7 out of 10 people found this review helpful.Was this review helpful? Yes NoThank you for your feedback. Report this reviewThank you, this review has been flagged.
Posted January 28, 2013
Hi!! I own this book in paperback. I got it from my school book fair! I couldnt put it down! I suggest this to anyone who wants to go to a different world, who wants adventures about a young girl against evil people, and who just wants to read a good book!
This book is about a young Princess named Cecilia aka Cellie who is smart and loved. Everyone loves Cellie, even Castle Glower. The princess uses smarts, imagination, grief, and wit to outsmart these evil people from taking over her kingdom. With her brother, Rolf, and her sister, Lilah, she recieves help trying to prove their parent's are alive and stalling long enough to gain proof. Can she and her siblings succeed?
Well that was to get you excited!! I loved it!!!

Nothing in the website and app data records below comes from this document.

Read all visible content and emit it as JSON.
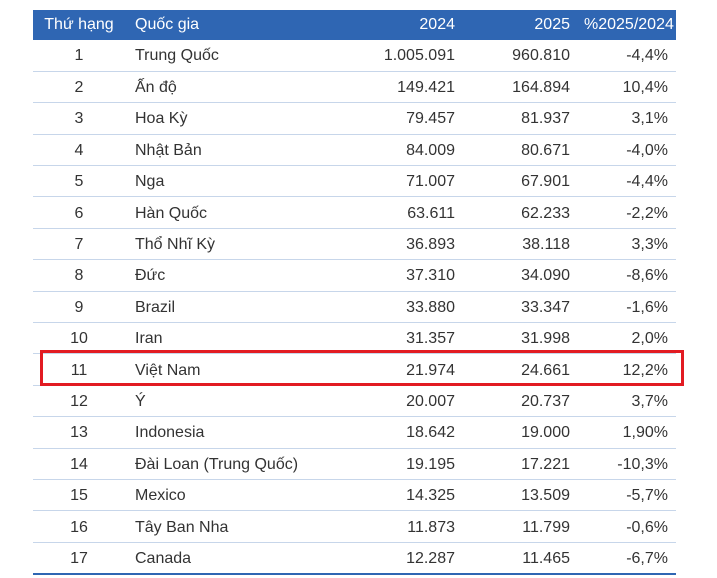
{
  "headers": {
    "rank": "Thứ hạng",
    "country": "Quốc gia",
    "y2024": "2024",
    "y2025": "2025",
    "change": "%2025/2024"
  },
  "rows": [
    {
      "rank": "1",
      "country": "Trung Quốc",
      "y2024": "1.005.091",
      "y2025": "960.810",
      "change": "-4,4%"
    },
    {
      "rank": "2",
      "country": "Ấn độ",
      "y2024": "149.421",
      "y2025": "164.894",
      "change": "10,4%"
    },
    {
      "rank": "3",
      "country": "Hoa Kỳ",
      "y2024": "79.457",
      "y2025": "81.937",
      "change": "3,1%"
    },
    {
      "rank": "4",
      "country": "Nhật Bản",
      "y2024": "84.009",
      "y2025": "80.671",
      "change": "-4,0%"
    },
    {
      "rank": "5",
      "country": "Nga",
      "y2024": "71.007",
      "y2025": "67.901",
      "change": "-4,4%"
    },
    {
      "rank": "6",
      "country": "Hàn Quốc",
      "y2024": "63.611",
      "y2025": "62.233",
      "change": "-2,2%"
    },
    {
      "rank": "7",
      "country": "Thổ Nhĩ Kỳ",
      "y2024": "36.893",
      "y2025": "38.118",
      "change": "3,3%"
    },
    {
      "rank": "8",
      "country": "Đức",
      "y2024": "37.310",
      "y2025": "34.090",
      "change": "-8,6%"
    },
    {
      "rank": "9",
      "country": "Brazil",
      "y2024": "33.880",
      "y2025": "33.347",
      "change": "-1,6%"
    },
    {
      "rank": "10",
      "country": "Iran",
      "y2024": "31.357",
      "y2025": "31.998",
      "change": "2,0%"
    },
    {
      "rank": "11",
      "country": "Việt Nam",
      "y2024": "21.974",
      "y2025": "24.661",
      "change": "12,2%"
    },
    {
      "rank": "12",
      "country": "Ý",
      "y2024": "20.007",
      "y2025": "20.737",
      "change": "3,7%"
    },
    {
      "rank": "13",
      "country": "Indonesia",
      "y2024": "18.642",
      "y2025": "19.000",
      "change": "1,90%"
    },
    {
      "rank": "14",
      "country": "Đài Loan (Trung Quốc)",
      "y2024": "19.195",
      "y2025": "17.221",
      "change": "-10,3%"
    },
    {
      "rank": "15",
      "country": "Mexico",
      "y2024": "14.325",
      "y2025": "13.509",
      "change": "-5,7%"
    },
    {
      "rank": "16",
      "country": "Tây Ban Nha",
      "y2024": "11.873",
      "y2025": "11.799",
      "change": "-0,6%"
    },
    {
      "rank": "17",
      "country": "Canada",
      "y2024": "12.287",
      "y2025": "11.465",
      "change": "-6,7%"
    }
  ],
  "colors": {
    "header_bg": "#2f66b3",
    "header_text": "#ffffff",
    "highlight": "#e21b22",
    "row_divider": "#c7d6ea"
  }
}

5 out of 6 people found this review helpful.Was this review helpful? Yes NoThank you for your feedback. Report this reviewThank you, this review has been flagged.
Posted November 15, 2012
Posted May 5, 2012
I read this book with a fourth grade student of mine, and we both loved it! Not only is a young girl portrayed as strong and courageous, the theme of family and home is stressed throughout the book. (Even if the home is a castle!) This is a great book to read with your daughters, and would make an excellent gift for a young reader, although I think a girl would enjoy more than a boy.
4 out of 5 people found this review helpful.Was this review helpful? Yes NoThank you for your feedback. Report this reviewThank you, this review has been flagged.
Posted March 14, 2012
This was a fun book about a youngest princess and her ability to observe her surroundings and be something more. I loved this book as much as I loved the others written by Jessica George.
4 out of 6 people found this review helpful.Was this review helpful? Yes NoThank you for your feedback. Report this reviewThank you, this review has been flagged.
Posted April 19, 2013
If you are good and talk nice to it the castle will treat you well...but if you are nasty, and mean to others, then the castle will turn against you. What an appropriate lesson for everyday life.
3 out of 3 people found this review helpful.Was this review helpful? Yes NoThank you for your feedback. Report this reviewThank you, this review has been flagged.
Posted March 22, 2012
Amazing book,I love it I awalys wanted to know what this book is about. But you should get this and review ten stars and read. Hope you all enjoy this book. I am lovin it. Bye.
PS:Get it please!!!!!!!!!!!!)
3 out of 4 people found this review helpful.Was this review helpful? Yes NoThank you for your feedback. Report this reviewThank you, this review has been flagged.
Posted December 25, 2011
Posted May 21, 2014
Posted May 30, 2012
Best book ever! Magic, mystery, treason, spells, and an amazing castle. Read this book if spells enchant you and/or royalty enhances you. Definetly a five-star+ rating!
2 out of 3 people found this review helpful.Was this review helpful? Yes NoThank you for your feedback. Report this reviewThank you, this review has been flagged.
Posted February 25, 2012
I really like this book. I love that every tuesday the castle adds a new mysterious room in the castle. It is a mix of mysrery, suspense,and fantasy. I am 10,and i really enjoyed this book.
2 out of 3 people found this review helpful.Was this review helpful? Yes NoThank you for your feedback. Report this reviewThank you, this review has been flagged.